Later on somewhere we learnt of Padmini was a sufi poem by Malik Mohammad Jayasi. Padmavat is its original name. It has the elements of a typical Sufi story with magic, speaking animals, a quest etc.. In this version, when Khilji takes the Rana hostage, Devpal the ruler of Kumbhanair proposes to Padmavati. On his return the Rana fights Devpal to avenge the insult. Devpal and the Rana kill each other, while Padmavati and Nagmati perform Sati and not Jauhar the story ends with Khilji entering the fort to be welcomed by the pyre of the dead.
Padmavati is neither mentioned in the Rajput history annals nor in the Sultanate ones, making her a figment of imagination. Yet Alauddin Khilji is a real person
From its first adaptation in 1590 by Hansa Dakkani of the Bijapur court Padmavat has inspired 12 adaptations in Urdu and Persian, of course there Sufi symbolism is left out. In the 16th century the story spawned lot of Bengali adaptations. the most notable one was the one by Abinindranath Tagore in 1909. In 1963 came the first movie as with Padmavati as the muse 1964 came the Hindi rendering. Padmavati was then laid to rest until 2017 .Now Sanjay Leela Bansali.
I wonder what copyright and royalty would have done, I dread to even see sanjay leela bhansali’s version, given his warped story telling . One can expect a dance with Nagamati and Padmavati dancing side by side in the true Bhansali trouple pattern. (remember chandramukhi-paro, Kashi bai-Mastani)
Somehow I am convinced that Sanjay Leela Bhansali has paid people to raise the stink so that the movie gets publicity.
Anyway, here is the input from poet Malik Mohammed Jayasi that he has imagined the story and that it is an allegory. Chittor is the body, Raja Ratnasimha the mind, Padmavati the wisdom, Singhala the heart, and Alauddin the lust.
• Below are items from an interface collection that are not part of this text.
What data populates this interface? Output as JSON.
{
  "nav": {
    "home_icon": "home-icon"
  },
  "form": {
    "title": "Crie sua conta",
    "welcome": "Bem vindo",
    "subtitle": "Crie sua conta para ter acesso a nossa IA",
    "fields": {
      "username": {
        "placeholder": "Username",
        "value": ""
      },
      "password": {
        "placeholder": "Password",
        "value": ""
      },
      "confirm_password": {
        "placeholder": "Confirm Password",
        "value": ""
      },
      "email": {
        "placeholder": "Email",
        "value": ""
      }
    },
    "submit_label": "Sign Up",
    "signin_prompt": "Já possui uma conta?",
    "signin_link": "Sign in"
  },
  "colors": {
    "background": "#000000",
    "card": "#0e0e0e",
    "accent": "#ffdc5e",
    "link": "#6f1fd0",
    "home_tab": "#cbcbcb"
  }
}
Whew forget coffee… it is Onde saridon…that just one saridon.